In British history, the Victorian era spanned roughly the years 1820 to 1914, which roughly but not quite corresponds to Queen Victoria’s reign. Between 1837 and 1901, Britain was known for its class-based society, rising voter turnout, expanding state and economy, and reputation as the world’s most powerful empire. What might a television programme on the Victorian era look like?
If they had been alive during that time, it would have been their life. They may try to determine the sort of career, lifestyle, and societal changes they could engage in. Additionally, the programme might depict what life was like for women at this time, particularly those who were born in the Victorian era. Alternately, concentrate on a particular group, such handicapped people or children who aren’t theirs.
A Victorian-themed television programme would depict life at the time and be set in the Victorian era. Politics, family values, and societal concerns might all be addressed in the series’ narrative.
A much changed throughout the Victorian era. It was the era of the start of the industrial revolution, the first use of telegraphs, and the construction of the first steam railway in history. New technologies like photography and video were also developing throughout the Victorian era.
There is more to characters from this age than meets the eye. They are frequently regarded as being very restrained and fair. The Victorian era was also renowned for its comedy and literary brilliance, though obviously not everyone shared these traits.
Victorian characters are typically represented as being extremely fair and lacking in emotion, yet they may also occasionally be humorous! They acted in a puritanical manner and were sometimes quite hypocritical, although there were a large number of illegitimate offspring in the upper classes.
The strict social norms and beliefs that characterised the Victorian era. It was a moment of tremendous poverty for many people as well as immense prosperity for few. While the Empire made many people enormously wealthy, not everyone’s circumstances at home were favourable. Consider Dickens’ works, which are quite realistic considering that the author spent time as a boy in Marshalsea, a jail for indigents, as a result of his father’s debts.

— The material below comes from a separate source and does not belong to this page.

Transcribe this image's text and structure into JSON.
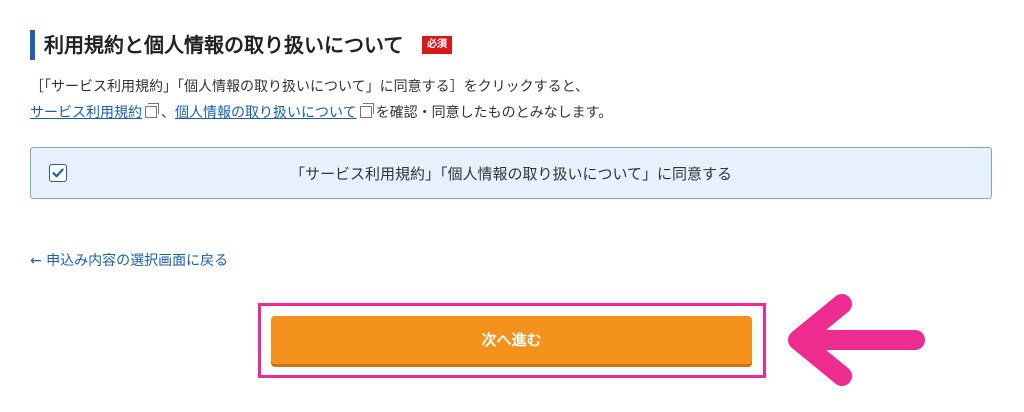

Britain was growing, had a stable government, and was also expanding. Despite the fact that at least three quarters of its people were labourers, it nevertheless had a sizable empire and was affluent, in part because of its level of industrialization and imperial conquests.
Anywhere in nineteenth-century England might serve as the backdrop for a fictitious television series about the Victorian era as long as it follows these ideals. However, most shows are often set in London, in a gloomy environment that quickly conjures images of Jack the Ripper.